U.S. Military Chief: 'Concerning' Mustard attack on U.S. Base

CNN reports that "the military assesses that the shell fired on a joint US-Iraqi base Tuesday was indeed a chemical weapon, according to Chairman of the Joint Chiefs of Staff Gen. Joseph Dunford."

"We assess it to be a sulfur mustard blister agent," Dunford told the Senate Armed Services Committee Thursday. It is the first time the military has confirmed its assessment on the record since CNN reported the development Wednesday."

Potential StratCom Chief Praises Military's Space-Related Capabilities

The Omaha World-Herald reports that "America’s potential adversaries are swiftly pursuing the ability to cripple the U.S. military’s space-related capabilities, the head of Air Force Space Command warned lawmakers on Tuesday."
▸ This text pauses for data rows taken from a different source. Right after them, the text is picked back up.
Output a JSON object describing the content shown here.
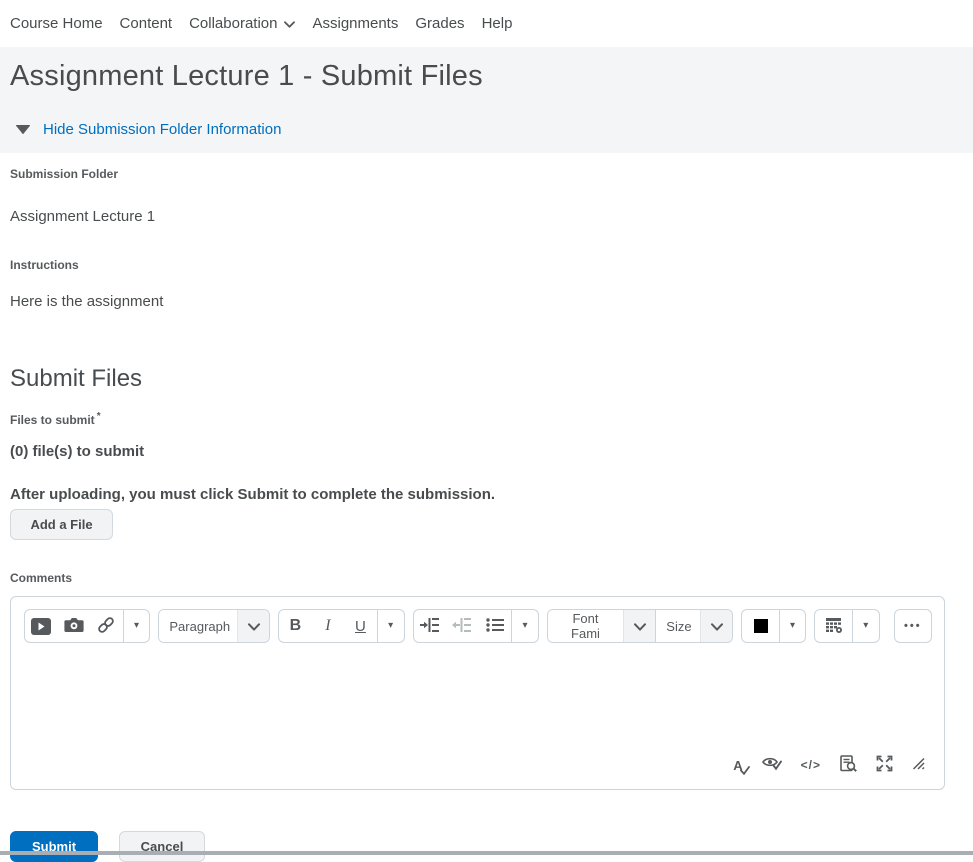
{
  "nav": {
    "items": [
      {
        "label": "Course Home"
      },
      {
        "label": "Content"
      },
      {
        "label": "Collaboration",
        "has_dropdown": true
      },
      {
        "label": "Assignments"
      },
      {
        "label": "Grades"
      },
      {
        "label": "Help"
      }
    ]
  },
  "header": {
    "title": "Assignment Lecture 1 - Submit Files",
    "toggle_link": "Hide Submission Folder Information"
  },
  "folder_info": {
    "submission_folder_label": "Submission Folder",
    "submission_folder_value": "Assignment Lecture 1",
    "instructions_label": "Instructions",
    "instructions_value": "Here is the assignment"
  },
  "submit_section": {
    "heading": "Submit Files",
    "files_label": "Files to submit",
    "required_marker": "*",
    "files_count": "(0) file(s) to submit",
    "upload_note": "After uploading, you must click Submit to complete the submission.",
    "add_file_button": "Add a File"
  },
  "comments": {
    "label": "Comments",
    "editor": {
      "paragraph_dropdown": "Paragraph",
      "font_family_dropdown": "Font Fami",
      "font_size_dropdown": "Size",
      "bold": "B",
      "italic": "I",
      "underline": "U",
      "color_swatch": "#000000"
    }
  },
  "icons": {
    "caret_down": "▾",
    "overflow_dots": "•••",
    "html_source": "</>",
    "accessibility_letter": "A"
  },
  "actions": {
    "submit": "Submit",
    "cancel": "Cancel"
  },
  "colors": {
    "link_blue": "#006fbf",
    "primary_button": "#006fbf",
    "header_background": "#f4f5f6",
    "icon_gray": "#565a5c"
  }
}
“'We have amazing force structure in space,' Gen. John Hyten testified. 'Both the Chinese and the Russians in particular have been watching those capabilities being deployed on the battlefield for the last 20 years, and in response to that they’re building counter-space capabilities to deny us those capabilities in conflict.'”

U.S. Military to Use Lasers to Shoot Down Missiles

MarketWatch reports that "warfare is constantly evolving. We’ve got weaponized drones, military exosuits, all-seeing satellites and, now, lasers — on warplanes."

"No, they’re not “Star Wars”-like. With these weapons, the key word is 'defense.' In other words, you won’t see them mowing down enemy infantry or human targets."

Group to Support Military Counter-Narcoterrorism Efforts

UPI reports that "CACI International is to provide support services for the U.S. military's effort against international threats funded by illicit drug activity."

"The work will be in the areas of command, control, communications, information, detection, and monitoring and will be performed for the Office of the Assistant Secretary of Defense for Special Operations and Low Intensity Conflict, or OASD-SO/LIC."